Friday, June 29, 2007
A claimed rise in homophobic assaults along Oxford Street has triggered a safety strategy from Council.
At the same time a story by Kim Shaw in the Wentworth Courier (27/6/2007) reports:
‘Locals had complained to the council that the demographic of Oxford Street had changed, bringing in more “straight outer-suburbs” visitors to the area in recent times.’
Is it possible that the police raids and pressure on adult shops in Kings Cross, preventing them from selling X-rated non-violent erotica, are displacing “straight outer-suburbs visitors” to the nearest sex shops -- in Oxford Street?
There was plenty of anecdotal evidence of the displacement of street people and drug users from the Cross to Darlinghurst a few years ago when Police and Council started their ongoing ‘clean up the Cross’ campaign.
Indeed, if you spend much time in both places you will see many of the same street people.
This observation challenges the vocal few who continue to attack the Medically Supervised Injecting Centre, claiming it attracts people who are the sole cause of the retail slump along the Kings Cross strip -- a chicken-and-egg argument at best. The truth is there are many reasons street people come to the area and shifting the MSIC, or closing it, will not improve anything.
It also illustrates the idea that any oppressive action by authorities merely displaces the ‘problem’ rather than solving it.
In the case of Kings Cross, all the might of the Police, Council, NIMBY residents and the sycophantic Kings Cross Partnership is pitched against the whole set of social forces that creates red light districts in the first place.
The only achievement of this ‘War on Kings Cross’ is to create an uneasy stalemate. On the one hand the Cross is prevented from fully being 'itself' -- the raucous, lurid neon-lit home of extreme diversity that we so love. But on the other hand the strength of the social forces which create the Cross will prevent it ever becoming the ‘mother-and-child retail centre’ that the KX Partnership, Council and property developers explicitly fantasise about.
Like all such prohibition-style campaigns, the only result is a lot of pain and expense as ‘problems’ are shifted from one place to another. Seen in this light, Council and the Police are creating the very problems they are trying to solve.

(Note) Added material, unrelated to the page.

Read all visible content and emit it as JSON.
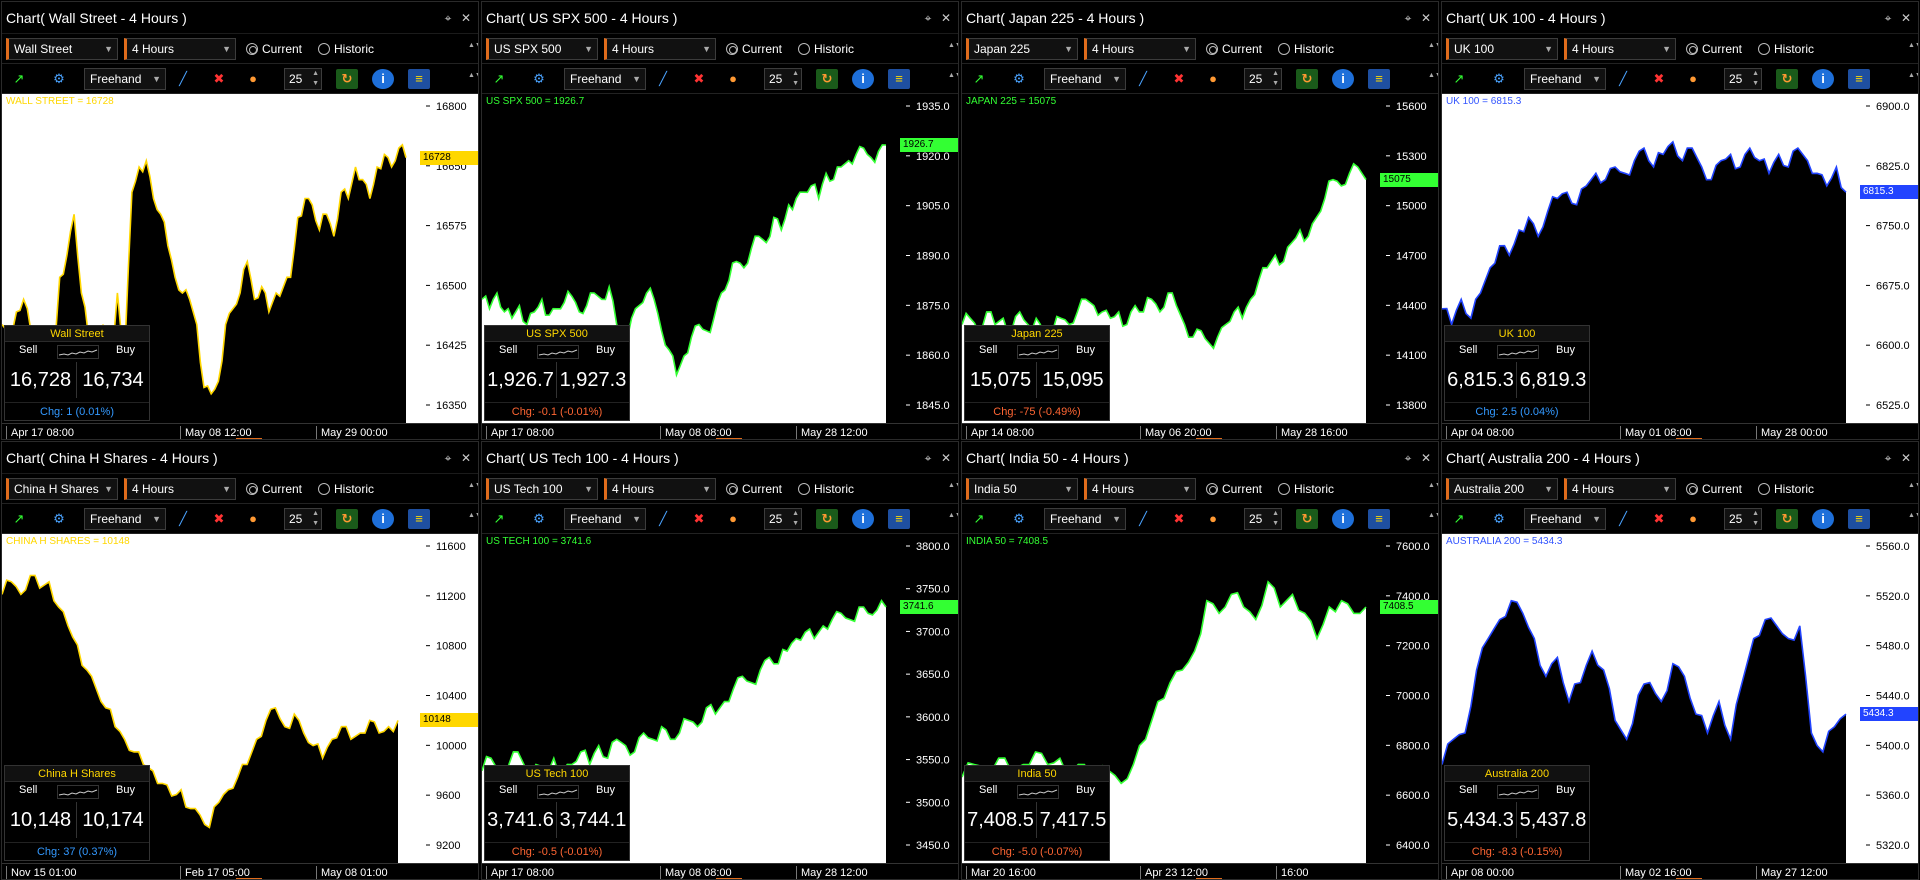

Picture: Oxford Street or Kings Cross? Street people in front of a closed shop in Oxford Street doing nobody any harm.
Posted by The Editor at 8:57 am